As for storing passwords, they store an irreversible hash, which means someone (including them) cannot get the original password without some kind of password attack (dictionary, brute force, etc).

You'd be suprised how much of an issue storage space is for companies. I don't even work for an IT/Internet company and we have issues with space and the costs related to that.

The stuff about password hashes, you're literally just rehashing (excuse the pun) what he already said.

neodescis said,
Hhahahahaha, do you really think they are worrying about storage space? Please tell me you are joking. They do not want to store this data (especially original passwords) because doing so presents a HUGE security risk.

this. lawl @ storage argument

neodescis said,

Hhahahahaha, do you really think they are worrying about storage space? Please tell me you are joking. They do not want to store this data (especially original passwords) because doing so presents a HUGE security risk.

As for storing passwords, they store an irreversible hash, which means someone (including them) cannot get the original password without some kind of password attack (dictionary, brute force, etc).

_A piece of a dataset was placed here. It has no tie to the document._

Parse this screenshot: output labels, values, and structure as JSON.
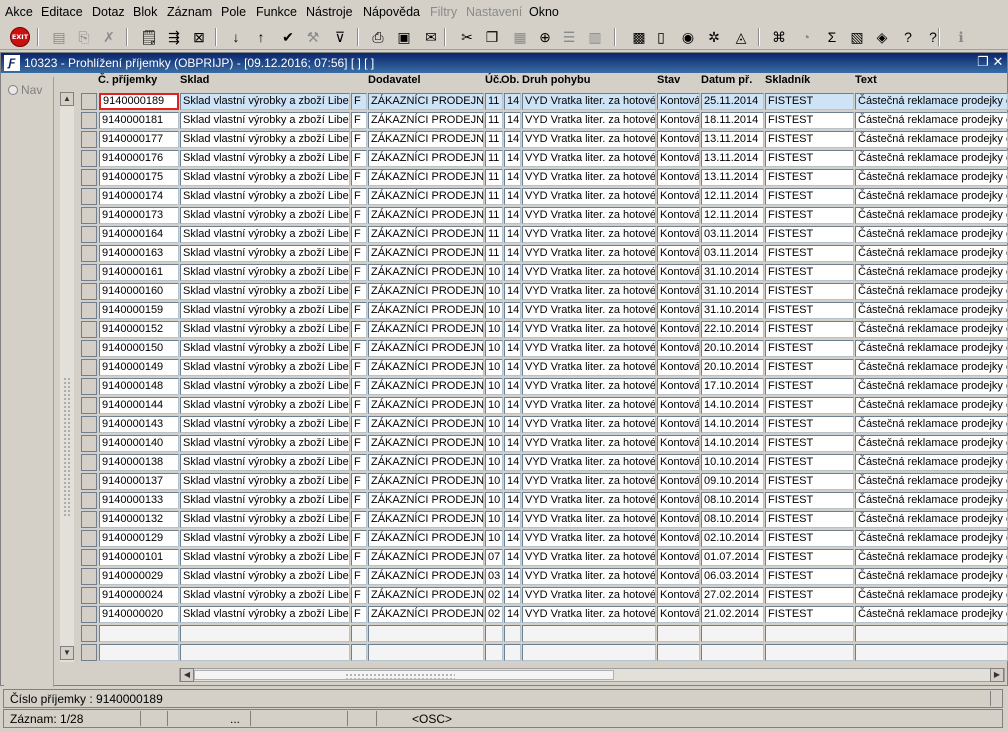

Last time i checked, companies are out to maximize profit margins. An old estimate (2002) states that Google has 25,000 servers for its operations. By now, that number is much higher. For the amount of data that this law is wanting, Google would end up at least have to add half that amount to their current setup. Lets assume that its 12,500 servers. Keeping that amount of servers running costs a large chunk of change. Can Google afford it? Sure. Do they want to? No. Its a company. Primary function: make money.


http://en.wikipedia.org/wiki/Google_platform

ILikeTobacco said,

Last time i checked, companies are out to maximize profit margins. An old estimate (2002) states that Google has 25,000 servers for its operations. By now, that number is much higher. For the amount of data that this law is wanting, Google would end up at least have to add half that amount to their current setup. Lets assume that its 12,500 servers. Keeping that amount of servers running costs a large chunk of change. Can Google afford it? Sure. Do they want to? No. Its a company. Primary function: make money.


http://en.wikipedia.org/wiki/Google_platform

Your statement is hilarious at best!

25k servers are probably not in France only.
How do you think will "account and connection" details sum up that much?
Not that I totally oppose that it does mean lots of data, I don't think that half of what I daily upload etc, so essentially STORE knowingly, is actually connection details and those few bytes of my phone number, etc...

Seriously, your storage argument is void before you mentioned it.
Don't beat a dead horse.

GS:mac

Glassed Silver said,

Your statement is hilarious at best!

25k servers are probably not in France only.
How do you think will "account and connection" details sum up that much?
Not that I totally oppose that it does mean lots of data, I don't think that half of what I daily upload etc, so essentially STORE knowingly, is actually connection details and those few bytes of my phone number, etc...

Seriously, your storage argument is void before you mentioned it.
Don't beat a dead horse.

GS:mac

You are 100% correct. Companies just throw money out the window all the time even if its the millions of dollars that it takes to do what is being forced on them every year. Clearly I know nothing about business since I was assuming companies don't like being told to waste millions of dollars by the government.

Read what they want stored. France wants Google and others to store the everything about anyone around the world who ever connects to anything in France. They are not saying keep a single row of data containing some contact information, they are saying keep every interaction. Every time you click on a link, connection data is sent and has to be stored for a year. We are talking about hundreds of billions of records being stored every year. Not only is that EXTREMELY costly, that information has absolutely not profit generating capabilities beyond what is already being stored. You are really trying to argue that Google doesn't care about millions of dollars getting spent on something they can't turn a profit on? The only thing that is hilarious here is your ignorance on the basics of business and the cost of IT data storage.